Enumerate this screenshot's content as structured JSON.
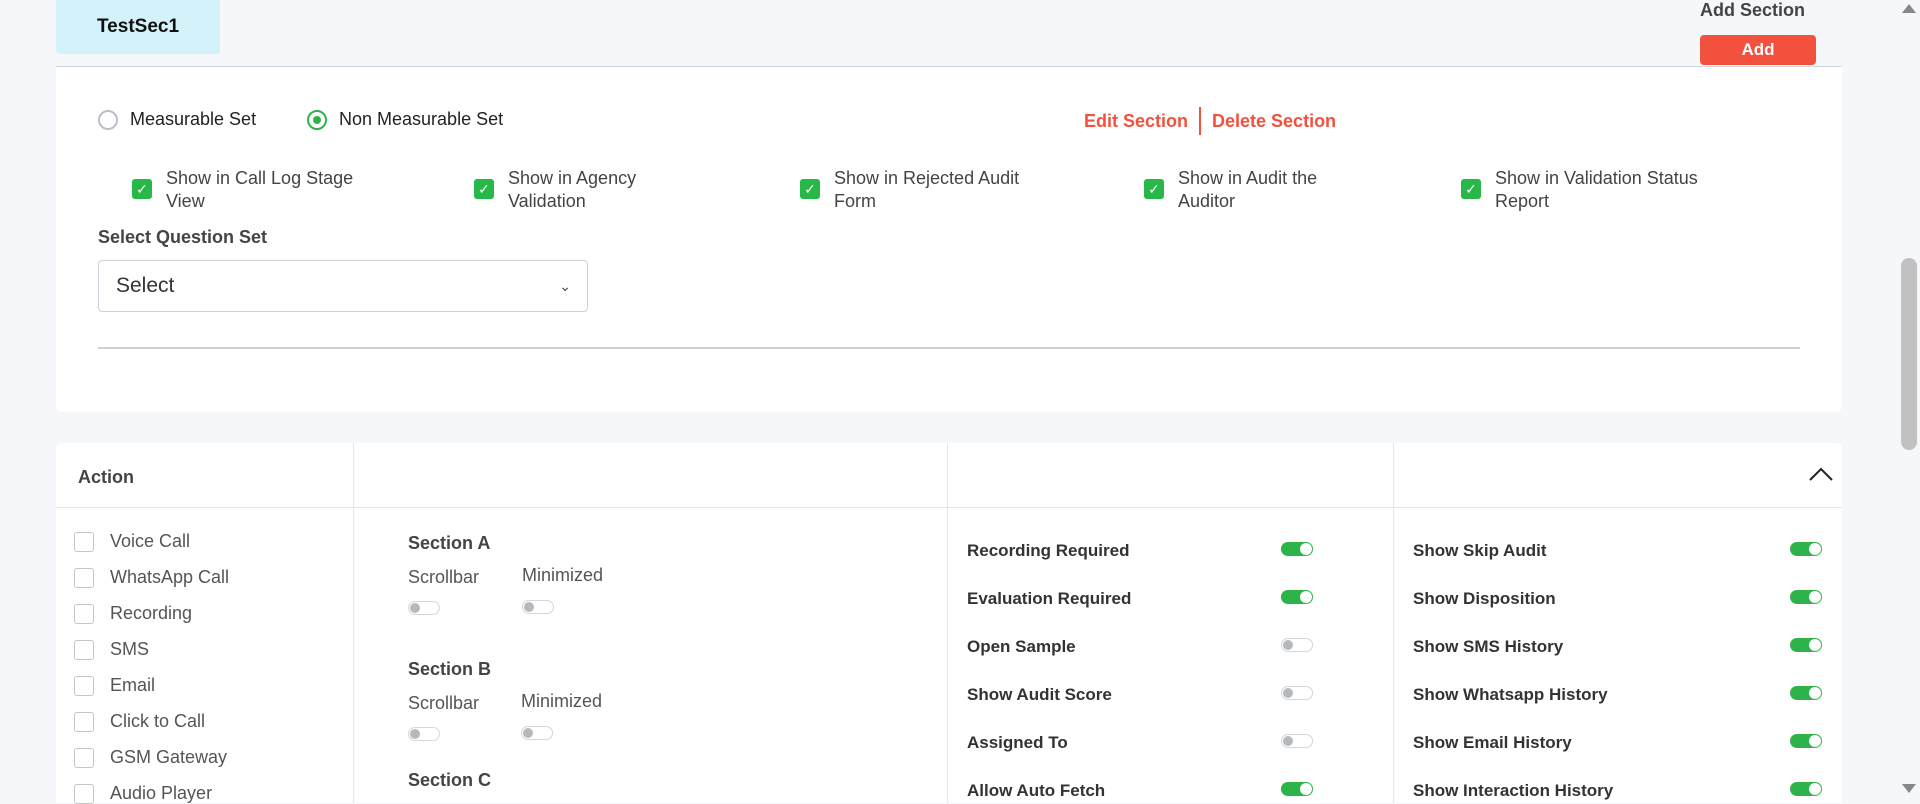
{
  "section_tab": {
    "label": "TestSec1"
  },
  "add_section": {
    "label": "Add Section",
    "button": "Add"
  },
  "set_type": {
    "options": [
      {
        "label": "Measurable Set",
        "selected": false
      },
      {
        "label": "Non Measurable Set",
        "selected": true
      }
    ]
  },
  "section_actions": {
    "edit": "Edit Section",
    "delete": "Delete Section"
  },
  "show_in_options": [
    {
      "line1": "Show in Call Log Stage",
      "line2": "View",
      "checked": true
    },
    {
      "line1": "Show in Agency",
      "line2": "Validation",
      "checked": true
    },
    {
      "line1": "Show in Rejected Audit",
      "line2": "Form",
      "checked": true
    },
    {
      "line1": "Show in Audit the",
      "line2": "Auditor",
      "checked": true
    },
    {
      "line1": "Show in Validation Status",
      "line2": "Report",
      "checked": true
    }
  ],
  "question_set": {
    "label": "Select Question Set",
    "value": "Select"
  },
  "action_panel": {
    "header": "Action",
    "items": [
      {
        "label": "Voice Call",
        "checked": false
      },
      {
        "label": "WhatsApp Call",
        "checked": false
      },
      {
        "label": "Recording",
        "checked": false
      },
      {
        "label": "SMS",
        "checked": false
      },
      {
        "label": "Email",
        "checked": false
      },
      {
        "label": "Click to Call",
        "checked": false
      },
      {
        "label": "GSM Gateway",
        "checked": false
      },
      {
        "label": "Audio Player",
        "checked": false
      }
    ]
  },
  "sections": [
    {
      "name": "Section A",
      "scrollbar_label": "Scrollbar",
      "minimized_label": "Minimized",
      "scrollbar_on": false,
      "minimized_on": false
    },
    {
      "name": "Section B",
      "scrollbar_label": "Scrollbar",
      "minimized_label": "Minimized",
      "scrollbar_on": false,
      "minimized_on": false
    },
    {
      "name": "Section C"
    }
  ],
  "settings_col1": [
    {
      "label": "Recording Required",
      "on": true
    },
    {
      "label": "Evaluation Required",
      "on": true
    },
    {
      "label": "Open Sample",
      "on": false
    },
    {
      "label": "Show Audit Score",
      "on": false
    },
    {
      "label": "Assigned To",
      "on": false
    },
    {
      "label": "Allow Auto Fetch",
      "on": true
    }
  ],
  "settings_col2": [
    {
      "label": "Show Skip Audit",
      "on": true
    },
    {
      "label": "Show Disposition",
      "on": true
    },
    {
      "label": "Show SMS History",
      "on": true
    },
    {
      "label": "Show Whatsapp History",
      "on": true
    },
    {
      "label": "Show Email History",
      "on": true
    },
    {
      "label": "Show Interaction History",
      "on": true
    }
  ],
  "colors": {
    "accent_red": "#f2513d",
    "accent_green": "#2db34a",
    "tab_bg": "#d3f2fa"
  }
}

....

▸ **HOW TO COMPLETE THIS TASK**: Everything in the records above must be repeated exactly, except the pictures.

▸ **ANSWER SPACE**:
Enumerate this screenshot's content as structured JSON.
{
  "section_tab": {
    "label": "TestSec1"
  },
  "add_section": {
    "label": "Add Section",
    "button": "Add"
  },
  "set_type": {
    "options": [
      {
        "label": "Measurable Set",
        "selected": false
      },
      {
        "label": "Non Measurable Set",
        "selected": true
      }
    ]
  },
  "section_actions": {
    "edit": "Edit Section",
    "delete": "Delete Section"
  },
  "show_in_options": [
    {
      "line1": "Show in Call Log Stage",
      "line2": "View",
      "checked": true
    },
    {
      "line1": "Show in Agency",
      "line2": "Validation",
      "checked": true
    },
    {
      "line1": "Show in Rejected Audit",
      "line2": "Form",
      "checked": true
    },
    {
      "line1": "Show in Audit the",
      "line2": "Auditor",
      "checked": true
    },
    {
      "line1": "Show in Validation Status",
      "line2": "Report",
      "checked": true
    }
  ],
  "question_set": {
    "label": "Select Question Set",
    "value": "Select"
  },
  "action_panel": {
    "header": "Action",
    "items": [
      {
        "label": "Voice Call",
        "checked": false
      },
      {
        "label": "WhatsApp Call",
        "checked": false
      },
      {
        "label": "Recording",
        "checked": false
      },
      {
        "label": "SMS",
        "checked": false
      },
      {
        "label": "Email",
        "checked": false
      },
      {
        "label": "Click to Call",
        "checked": false
      },
      {
        "label": "GSM Gateway",
        "checked": false
      },
      {
        "label": "Audio Player",
        "checked": false
      }
    ]
  },
  "sections": [
    {
      "name": "Section A",
      "scrollbar_label": "Scrollbar",
      "minimized_label": "Minimized",
      "scrollbar_on": false,
      "minimized_on": false
    },
    {
      "name": "Section B",
      "scrollbar_label": "Scrollbar",
      "minimized_label": "Minimized",
      "scrollbar_on": false,
      "minimized_on": false
    },
    {
      "name": "Section C"
    }
  ],
  "settings_col1": [
    {
      "label": "Recording Required",
      "on": true
    },
    {
      "label": "Evaluation Required",
      "on": true
    },
    {
      "label": "Open Sample",
      "on": false
    },
    {
      "label": "Show Audit Score",
      "on": false
    },
    {
      "label": "Assigned To",
      "on": false
    },
    {
      "label": "Allow Auto Fetch",
      "on": true
    }
  ],
  "settings_col2": [
    {
      "label": "Show Skip Audit",
      "on": true
    },
    {
      "label": "Show Disposition",
      "on": true
    },
    {
      "label": "Show SMS History",
      "on": true
    },
    {
      "label": "Show Whatsapp History",
      "on": true
    },
    {
      "label": "Show Email History",
      "on": true
    },
    {
      "label": "Show Interaction History",
      "on": true
    }
  ],
  "colors": {
    "accent_red": "#f2513d",
    "accent_green": "#2db34a",
    "tab_bg": "#d3f2fa"
  }
}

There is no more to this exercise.